“Some people don’t like it but it gets them results and that’s absolutely fine,” Ayling said. “Us boys have to find a way to deal with it and put our football out there, which I don’t think we did (against Boro). We have to find a way of stopping them being effective in our box but also of bringing our game on to them.
“It’s hard for the manager to be talking about Millwall yet with seven or eight players off on international duty but we’ve touched on a few bits about how he wants us to press and he’s a big thinker. I’m sure he’s thinking about how best to beat them.”

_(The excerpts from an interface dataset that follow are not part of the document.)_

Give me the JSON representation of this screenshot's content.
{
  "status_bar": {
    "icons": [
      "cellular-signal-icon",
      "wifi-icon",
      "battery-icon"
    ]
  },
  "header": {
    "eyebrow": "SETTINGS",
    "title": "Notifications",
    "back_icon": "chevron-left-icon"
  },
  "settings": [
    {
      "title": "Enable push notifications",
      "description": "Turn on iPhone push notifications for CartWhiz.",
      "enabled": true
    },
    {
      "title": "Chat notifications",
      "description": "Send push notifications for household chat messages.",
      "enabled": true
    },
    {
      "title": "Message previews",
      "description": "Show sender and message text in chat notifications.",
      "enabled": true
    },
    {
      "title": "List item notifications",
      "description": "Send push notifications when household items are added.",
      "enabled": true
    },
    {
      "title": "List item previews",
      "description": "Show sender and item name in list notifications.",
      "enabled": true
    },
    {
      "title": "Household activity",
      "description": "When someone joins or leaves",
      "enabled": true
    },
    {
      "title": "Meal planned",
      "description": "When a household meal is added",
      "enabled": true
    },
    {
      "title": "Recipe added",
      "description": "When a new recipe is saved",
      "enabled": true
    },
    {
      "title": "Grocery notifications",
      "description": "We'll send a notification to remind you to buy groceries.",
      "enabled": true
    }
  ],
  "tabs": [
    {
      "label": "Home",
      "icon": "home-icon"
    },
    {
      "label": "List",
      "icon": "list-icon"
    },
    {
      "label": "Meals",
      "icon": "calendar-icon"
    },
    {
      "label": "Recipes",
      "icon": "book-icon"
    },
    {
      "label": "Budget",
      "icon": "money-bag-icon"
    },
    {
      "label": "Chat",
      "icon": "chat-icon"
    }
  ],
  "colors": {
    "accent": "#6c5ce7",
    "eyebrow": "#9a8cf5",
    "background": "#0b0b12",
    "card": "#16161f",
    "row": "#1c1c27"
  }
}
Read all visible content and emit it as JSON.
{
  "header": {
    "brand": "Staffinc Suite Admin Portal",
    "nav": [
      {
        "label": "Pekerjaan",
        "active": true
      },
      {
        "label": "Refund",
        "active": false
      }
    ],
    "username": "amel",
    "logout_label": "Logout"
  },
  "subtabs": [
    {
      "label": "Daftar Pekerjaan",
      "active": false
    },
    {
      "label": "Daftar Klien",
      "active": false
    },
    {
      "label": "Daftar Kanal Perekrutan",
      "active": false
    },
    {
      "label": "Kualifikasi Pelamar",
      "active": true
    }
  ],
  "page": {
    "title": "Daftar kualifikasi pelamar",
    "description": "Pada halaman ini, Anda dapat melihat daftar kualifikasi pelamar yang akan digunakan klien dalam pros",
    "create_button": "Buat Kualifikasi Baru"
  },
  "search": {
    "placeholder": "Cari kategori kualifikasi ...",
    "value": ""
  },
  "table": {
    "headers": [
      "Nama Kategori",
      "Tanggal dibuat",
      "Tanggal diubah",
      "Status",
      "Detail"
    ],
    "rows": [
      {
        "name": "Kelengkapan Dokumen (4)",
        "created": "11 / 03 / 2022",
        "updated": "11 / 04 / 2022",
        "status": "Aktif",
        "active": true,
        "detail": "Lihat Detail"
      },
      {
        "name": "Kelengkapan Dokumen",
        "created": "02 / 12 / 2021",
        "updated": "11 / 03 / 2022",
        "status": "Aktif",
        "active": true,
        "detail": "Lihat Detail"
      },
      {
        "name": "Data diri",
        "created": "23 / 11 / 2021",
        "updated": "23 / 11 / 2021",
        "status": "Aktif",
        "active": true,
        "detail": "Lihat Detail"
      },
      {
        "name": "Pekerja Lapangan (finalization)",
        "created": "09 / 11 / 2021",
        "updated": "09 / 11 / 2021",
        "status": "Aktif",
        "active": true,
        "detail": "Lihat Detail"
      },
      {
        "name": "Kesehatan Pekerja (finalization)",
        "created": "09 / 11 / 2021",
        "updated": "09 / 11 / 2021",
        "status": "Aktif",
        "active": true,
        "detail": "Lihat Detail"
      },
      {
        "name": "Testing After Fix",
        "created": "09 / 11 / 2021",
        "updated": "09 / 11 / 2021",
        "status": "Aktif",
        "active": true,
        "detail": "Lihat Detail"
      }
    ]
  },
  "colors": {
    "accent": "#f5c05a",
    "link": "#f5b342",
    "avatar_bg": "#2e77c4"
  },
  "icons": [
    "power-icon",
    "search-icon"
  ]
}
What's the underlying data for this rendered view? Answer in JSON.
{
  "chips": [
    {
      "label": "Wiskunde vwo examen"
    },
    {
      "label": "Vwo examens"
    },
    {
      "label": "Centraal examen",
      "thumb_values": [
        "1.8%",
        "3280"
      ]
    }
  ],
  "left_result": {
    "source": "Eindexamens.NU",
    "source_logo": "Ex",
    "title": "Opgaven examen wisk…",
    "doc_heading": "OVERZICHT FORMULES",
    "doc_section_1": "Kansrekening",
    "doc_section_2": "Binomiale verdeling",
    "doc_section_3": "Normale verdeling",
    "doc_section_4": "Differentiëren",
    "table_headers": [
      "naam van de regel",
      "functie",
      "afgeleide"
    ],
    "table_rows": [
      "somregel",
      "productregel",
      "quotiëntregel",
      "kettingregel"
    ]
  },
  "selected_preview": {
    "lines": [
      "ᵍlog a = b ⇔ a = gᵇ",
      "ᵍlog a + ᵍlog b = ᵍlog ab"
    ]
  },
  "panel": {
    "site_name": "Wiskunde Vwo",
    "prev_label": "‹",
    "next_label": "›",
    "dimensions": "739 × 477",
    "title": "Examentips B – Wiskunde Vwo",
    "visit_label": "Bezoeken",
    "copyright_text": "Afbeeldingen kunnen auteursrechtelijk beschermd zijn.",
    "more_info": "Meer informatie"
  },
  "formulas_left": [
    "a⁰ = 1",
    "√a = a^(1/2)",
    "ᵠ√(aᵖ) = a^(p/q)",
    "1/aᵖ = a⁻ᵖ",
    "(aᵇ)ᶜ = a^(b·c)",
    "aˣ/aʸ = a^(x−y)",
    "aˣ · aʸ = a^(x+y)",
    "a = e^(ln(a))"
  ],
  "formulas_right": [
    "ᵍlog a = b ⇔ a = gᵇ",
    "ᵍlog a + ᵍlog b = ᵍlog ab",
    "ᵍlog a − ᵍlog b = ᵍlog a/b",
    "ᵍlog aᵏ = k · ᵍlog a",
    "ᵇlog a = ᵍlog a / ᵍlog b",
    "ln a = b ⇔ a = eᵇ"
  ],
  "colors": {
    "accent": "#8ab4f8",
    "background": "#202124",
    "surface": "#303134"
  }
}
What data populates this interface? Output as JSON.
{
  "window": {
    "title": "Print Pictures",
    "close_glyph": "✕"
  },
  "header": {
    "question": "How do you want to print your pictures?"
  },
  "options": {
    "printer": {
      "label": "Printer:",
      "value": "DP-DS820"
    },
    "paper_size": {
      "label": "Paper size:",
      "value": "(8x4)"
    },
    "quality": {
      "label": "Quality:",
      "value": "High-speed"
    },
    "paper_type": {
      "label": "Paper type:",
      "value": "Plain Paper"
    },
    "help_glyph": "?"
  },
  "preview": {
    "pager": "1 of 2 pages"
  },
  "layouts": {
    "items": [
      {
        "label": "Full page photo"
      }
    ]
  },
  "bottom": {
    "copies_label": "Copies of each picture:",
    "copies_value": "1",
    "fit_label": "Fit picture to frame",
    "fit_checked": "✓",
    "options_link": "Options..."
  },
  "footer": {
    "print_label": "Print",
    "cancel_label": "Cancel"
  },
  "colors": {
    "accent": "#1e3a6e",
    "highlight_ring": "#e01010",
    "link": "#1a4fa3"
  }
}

Bielsa has been surgical in his work and attention to detail at Leeds. Speaking during a visit to the Leeds General Infirmary’s Congenital Heart Unit last week, as part of the club’s tie-up with the Children’s Heart Surgery Fund, Ayling revealed that United’s players were given just one day off in August as part of the schedule which saw him shed four kilos in weight.
“It’s tough and we’re not used to it but we found out in pre-season how it was going to be,” Ayling said. “We know what we’re going to be doing and that we’re going to be in pretty much every day so it doesn’t bother us. It’s no worries. We’ve lost weight but it’s fat we’re losing, not muscle.
“We’ve been putting on muscle. We’ve done our scans and all the things that should have gone up have gone up. All the things that should have gone down had gone down. There haven’t been any boys who’ve put weight back on or haven’t reached their targets.
“We can’t be carrying that extra weight around. The way he (Bielsa) wants us to work and play, the games come thick and fast and there’s no good in carrying an extra two or three kilos. He’s doing it to help us. You do feel lighter. In every training session I go out to learn something new.
“You can’t get away from the players or the teams this manager’s worked with. I know he’s the biggest coach I’ve worked with so far and I know he’ll be the biggest head coach I’ll ever work under.”
Ayling has been an attacking right-back throughout his time at Leeds but Bielsa is pushing that side of his game further, yielding his first goal for the club against Rotherham last month.
Ayling’s celebration was delayed as referee Robert Jones took an age to rule that his diving header had crossed the line.
“He spoiled my moment,” Ayling joked. “I had this big celebration lined up. Then I panicked and just did some heel flicks. The heel flicks are here to stay now.”